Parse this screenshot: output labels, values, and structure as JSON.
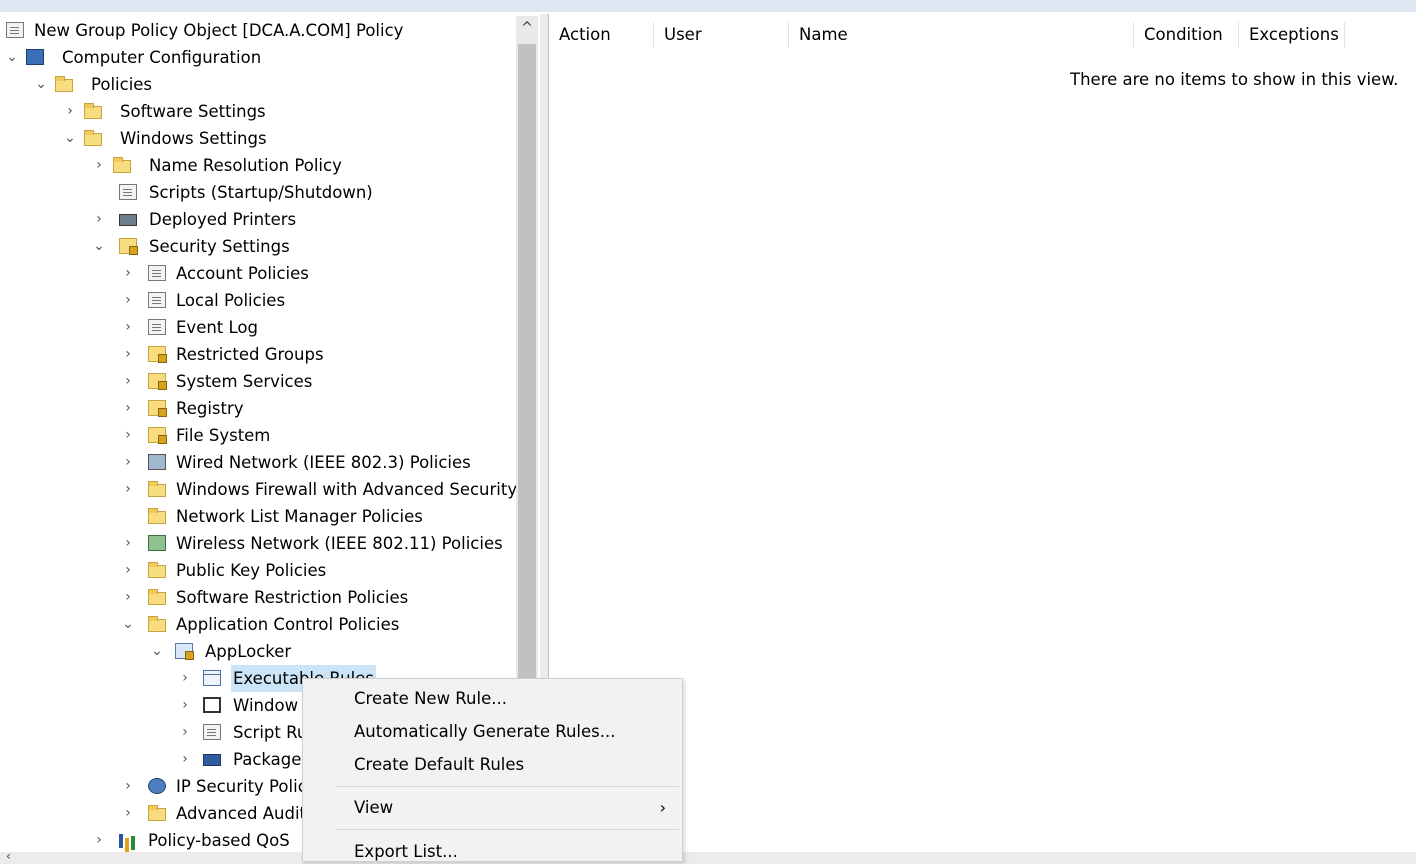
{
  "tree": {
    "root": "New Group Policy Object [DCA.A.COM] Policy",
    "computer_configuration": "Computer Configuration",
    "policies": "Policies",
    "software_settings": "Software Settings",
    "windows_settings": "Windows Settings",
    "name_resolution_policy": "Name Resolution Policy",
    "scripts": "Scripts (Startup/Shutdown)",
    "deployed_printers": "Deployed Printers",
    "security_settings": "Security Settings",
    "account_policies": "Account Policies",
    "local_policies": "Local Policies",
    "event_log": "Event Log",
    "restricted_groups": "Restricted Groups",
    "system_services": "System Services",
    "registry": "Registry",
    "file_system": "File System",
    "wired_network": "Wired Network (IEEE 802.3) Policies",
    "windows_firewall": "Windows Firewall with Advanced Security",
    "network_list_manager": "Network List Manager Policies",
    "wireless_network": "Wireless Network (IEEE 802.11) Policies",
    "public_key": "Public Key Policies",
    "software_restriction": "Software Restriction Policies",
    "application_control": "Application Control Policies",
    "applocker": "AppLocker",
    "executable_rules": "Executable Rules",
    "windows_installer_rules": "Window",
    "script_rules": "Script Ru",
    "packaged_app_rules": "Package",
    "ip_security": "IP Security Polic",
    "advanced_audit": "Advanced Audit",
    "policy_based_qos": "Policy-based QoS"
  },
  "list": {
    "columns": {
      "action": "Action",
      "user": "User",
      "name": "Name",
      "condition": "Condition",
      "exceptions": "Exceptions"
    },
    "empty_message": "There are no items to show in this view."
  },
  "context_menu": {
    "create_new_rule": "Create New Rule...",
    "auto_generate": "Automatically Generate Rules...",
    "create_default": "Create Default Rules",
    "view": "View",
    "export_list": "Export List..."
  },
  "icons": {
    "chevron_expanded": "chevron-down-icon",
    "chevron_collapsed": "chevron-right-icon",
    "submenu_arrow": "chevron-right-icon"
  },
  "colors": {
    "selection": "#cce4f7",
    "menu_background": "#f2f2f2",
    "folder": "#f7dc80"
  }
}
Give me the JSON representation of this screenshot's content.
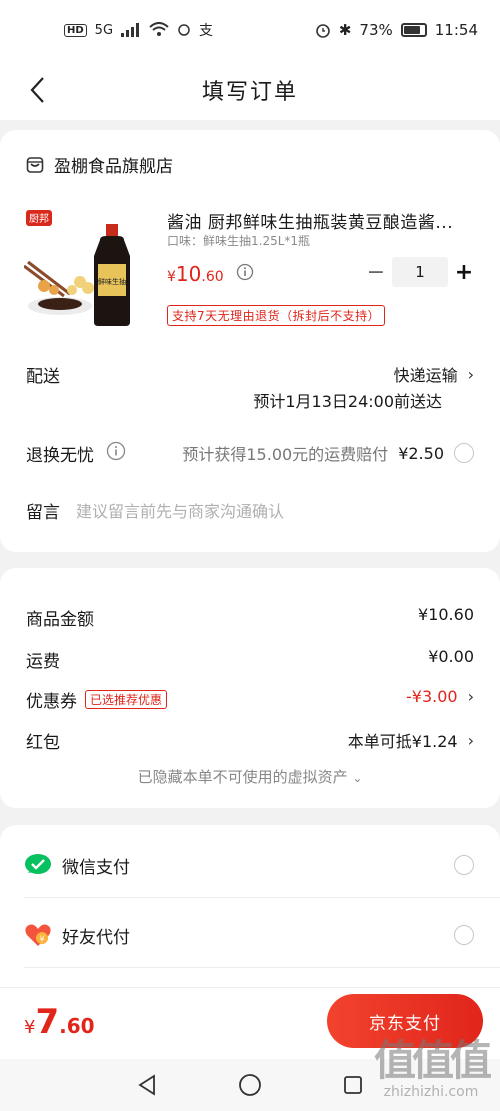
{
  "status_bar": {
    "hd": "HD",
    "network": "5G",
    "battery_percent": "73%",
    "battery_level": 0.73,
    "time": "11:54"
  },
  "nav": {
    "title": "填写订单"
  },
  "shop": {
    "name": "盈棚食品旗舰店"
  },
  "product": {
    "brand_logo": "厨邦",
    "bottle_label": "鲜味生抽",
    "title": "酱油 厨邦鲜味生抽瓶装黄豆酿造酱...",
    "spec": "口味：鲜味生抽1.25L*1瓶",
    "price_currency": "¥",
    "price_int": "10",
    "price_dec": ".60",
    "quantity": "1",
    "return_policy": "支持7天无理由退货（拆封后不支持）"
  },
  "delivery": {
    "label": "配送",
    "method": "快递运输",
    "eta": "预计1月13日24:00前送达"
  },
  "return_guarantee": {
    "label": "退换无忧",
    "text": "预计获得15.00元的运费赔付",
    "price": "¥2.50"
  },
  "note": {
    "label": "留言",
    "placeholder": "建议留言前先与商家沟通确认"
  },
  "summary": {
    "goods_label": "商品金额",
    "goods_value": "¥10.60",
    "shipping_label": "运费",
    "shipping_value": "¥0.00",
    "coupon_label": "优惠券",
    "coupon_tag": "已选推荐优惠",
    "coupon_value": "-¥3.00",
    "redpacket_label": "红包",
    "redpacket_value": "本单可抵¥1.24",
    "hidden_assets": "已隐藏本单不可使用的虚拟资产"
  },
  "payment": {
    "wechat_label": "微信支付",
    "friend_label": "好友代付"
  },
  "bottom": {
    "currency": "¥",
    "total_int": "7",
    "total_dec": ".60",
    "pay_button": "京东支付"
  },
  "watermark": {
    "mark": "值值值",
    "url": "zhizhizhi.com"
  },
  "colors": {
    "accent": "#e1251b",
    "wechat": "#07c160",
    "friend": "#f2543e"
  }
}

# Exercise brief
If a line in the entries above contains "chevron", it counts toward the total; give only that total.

# Answer for the task
3